• _Goal of the exercise_
Your answer should consist of each line from the data below that contains "will".

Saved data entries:
- Opening Delimiter -

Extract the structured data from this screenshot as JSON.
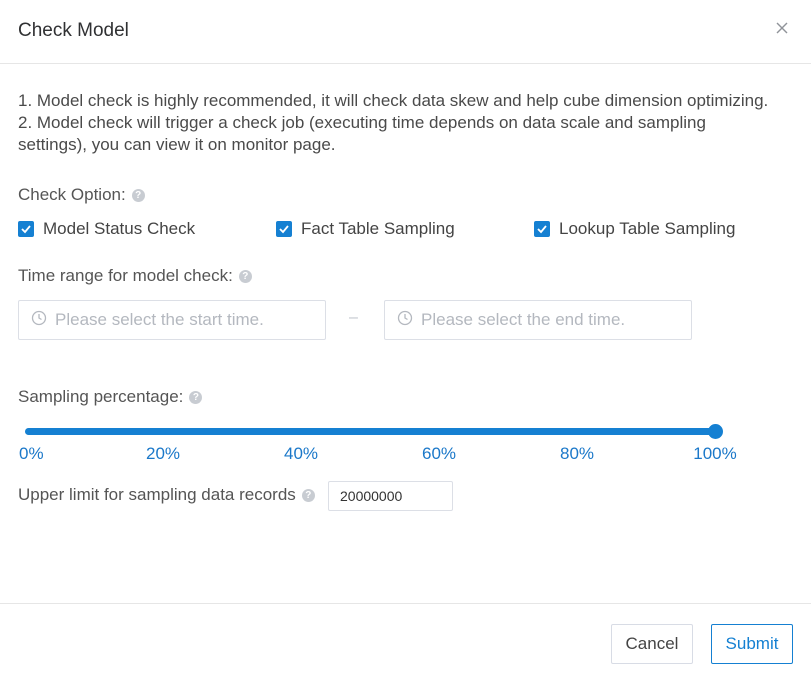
{
  "dialog": {
    "title": "Check Model",
    "close_icon": "close-icon"
  },
  "intro": {
    "line1": "1. Model check is highly recommended, it will check data skew and help cube dimension optimizing.",
    "line2": "2. Model check will trigger a check job (executing time depends on data scale and sampling",
    "line3": "settings), you can view it on monitor page."
  },
  "check_option": {
    "label": "Check Option:",
    "help_icon": "question-circle-icon",
    "options": [
      {
        "label": "Model Status Check",
        "checked": true
      },
      {
        "label": "Fact Table Sampling",
        "checked": true
      },
      {
        "label": "Lookup Table Sampling",
        "checked": true
      }
    ]
  },
  "time_range": {
    "label": "Time range for model check:",
    "start_placeholder": "Please select the start time.",
    "end_placeholder": "Please select the end time.",
    "separator": "–",
    "icon": "clock-icon"
  },
  "sampling": {
    "label": "Sampling percentage:",
    "value_percent": 100,
    "ticks": [
      "0%",
      "20%",
      "40%",
      "60%",
      "80%",
      "100%"
    ]
  },
  "upper_limit": {
    "label": "Upper limit for sampling data records",
    "value": "20000000"
  },
  "footer": {
    "cancel_label": "Cancel",
    "submit_label": "Submit"
  },
  "colors": {
    "accent": "#1580d2",
    "tick_text": "#1b78c9",
    "border": "#dcdfe6"
  }
}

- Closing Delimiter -

• _Problem solution_
    "line1": "1. Model check is highly recommended, it will check data skew and help cube dimension optimizing.",
    "line2": "2. Model check will trigger a check job (executing time depends on data scale and sampling",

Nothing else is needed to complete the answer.